Category Archives: Professional Papers

Early Tafel Residences

Tafel was an apprentice at Taliesin from 1932 to 1941, after which he began his own architectural practice. There is evidence of a few of Tafel’s early residential projects from the early 1950s in the archive which survive in the slides, photographs, and in some files and drawings. In his early career Tafel’s office was in his home at 14 East 11th Street. In the 60s and 70s he moved his office to 74 5th Avenue, until later relocating to his home again. It is possible that Tafel’s drawings for his early residences were discarded or lost during a move.

The following is a sample of photographs of early Tafel residences. In some cases I have provided more information found on websites.

Haut Residence (1949), 305 Shore Road, Greenwich, Connecticut

Haut Residence:
Photographer: Gottscho-Schleisner, Inc.

Mudge Residence (1950), Bedford Village, New York

Mudge Residence: Edgar Tafel Archive
Photographer: Lionel Freedman

Mrs. Harold Stark Residence (1949), Weaver Street and Dante Road, Larchmont, New York

Stark Residence:
Photographer: Gottscho-Schleisner, Inc.

Jacob L. Alpern Residence (1950), 8 Overlook Road, Scarsdale, New York

Click here for a 1950 newspaper article containing Tafel’s drawings for the Alpern Residence.

Alpern Residence: Edgar Tafel Archive
Photographer: Lionel Freedman

The Alpern Residence later belonged to Lawrence Ottinger, and appears in this picture to have been renovated.
Alpern / Ottinger Residence:
Photographer: unknown

Frederick Greenberg Residence (1951), Sawmill Hill Road, Ridgefield, Connecticut

Greenberg Residence:
Photographer: Gottscho-Schleisner, Inc.


More Sources:


The Louis H. and Marie Hamilton Residence (1949) in Racine, Wisconsin, was designed by Tafel and named a historic place by Preservation Racine.

The Library of Congress also contains some Edgar Tafel project images.

Unintentional Preservation

Alongside documenting the activities of its creator, a fonds (a collection of records that originate from the same creator or source) will unintentionally preserve artifacts from another time. This is fascinating because an artifact can also provide a history of the particular period of time in which it was made and used. Today’s post reveals how the Tafel archive documents a piece of the history of the New York City subway.

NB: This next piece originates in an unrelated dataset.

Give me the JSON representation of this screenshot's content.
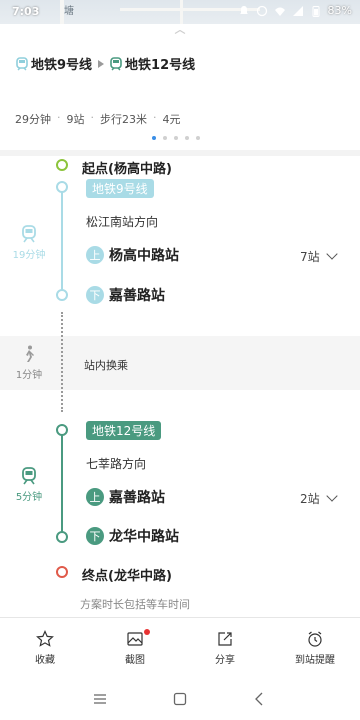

In this case, I found a New York City subway token – fascinating to me because as I am not a native New Yorker, I have never seen one. Every city’s subway system is different however, some still even using tokens to this day. And having lived in a few different urban cities and being able to compare their subway systems, opinionated conversations about which subway system is the most efficient intrigue and amuse me.

The token is glued to a card made by Tafel’s employees on the occasion when Tafel became a Fellow of the AIA in 1986. Perhaps in the context of Tafel’s elevation to being a Fellow including the token in the card was to evoke the line: ‘that and a subway token will get you downtown’?

This particular type of subway token was in use from 1980-86 (see others here). Subway tokens in New York went out of commission in 2003. An interesting piece of subway memorabilia in the archive!